The success of the highly-diversified “endowment model” of investing – characterized by a highly-diversified investment portfolio with an equity bias and a high degree of acceptance (or even pursuit) of less-liquid and illiquid investment strategies – has been charted by many observers and continues to be robustly supported by some of its leading practitioners. Yet the model, while highly relevant and powerful as a framework for the management of long-term nonprofit investment pools, is likely nevertheless to deliver future results that are subdued relative to those obtained in the past. This is not necessarily a result of faults in the endowment model itself but stems in large degree from the structural secular conditions that have come to prevail in global capital markets. In this sense, the endowment model is not, as some would argue, broken; rather, it remains a very effective tool for optimizing endowment returns. It is likely, however, to deliver different results than in the past due not to any faults in the model itself but rather to the objective circumstances in which it will be employed.Join William Jarvis and Michael Strauss of Bank of America in a discussion of the governance challenges that boards and investment committees of endowed nonprofits are facing in this environment and a review of the tools they can use to meet those challenges.
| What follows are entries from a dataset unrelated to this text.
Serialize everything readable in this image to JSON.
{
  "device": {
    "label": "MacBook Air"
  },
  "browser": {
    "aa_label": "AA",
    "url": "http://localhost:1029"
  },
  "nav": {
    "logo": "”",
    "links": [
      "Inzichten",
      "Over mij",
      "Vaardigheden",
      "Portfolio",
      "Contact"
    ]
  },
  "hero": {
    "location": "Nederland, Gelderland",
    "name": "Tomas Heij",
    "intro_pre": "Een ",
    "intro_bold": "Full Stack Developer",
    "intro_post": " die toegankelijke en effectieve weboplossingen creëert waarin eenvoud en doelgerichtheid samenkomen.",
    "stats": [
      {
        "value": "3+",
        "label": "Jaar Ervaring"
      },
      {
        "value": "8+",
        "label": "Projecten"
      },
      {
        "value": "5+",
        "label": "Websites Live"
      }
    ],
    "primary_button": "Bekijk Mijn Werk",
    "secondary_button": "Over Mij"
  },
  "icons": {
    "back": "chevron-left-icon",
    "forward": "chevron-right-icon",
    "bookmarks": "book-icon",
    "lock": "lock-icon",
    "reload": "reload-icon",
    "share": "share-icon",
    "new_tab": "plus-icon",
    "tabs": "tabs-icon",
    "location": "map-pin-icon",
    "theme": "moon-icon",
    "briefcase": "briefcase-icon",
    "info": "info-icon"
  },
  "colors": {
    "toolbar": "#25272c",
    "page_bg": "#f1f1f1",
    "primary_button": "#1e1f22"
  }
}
William Jarvis, Managing Director, Bank of America
Michael Strauss, Managing Director and Senior Institutional Portfolio Strategist, Bank of America
This webinar is brought to you by AGB partner Bank of America: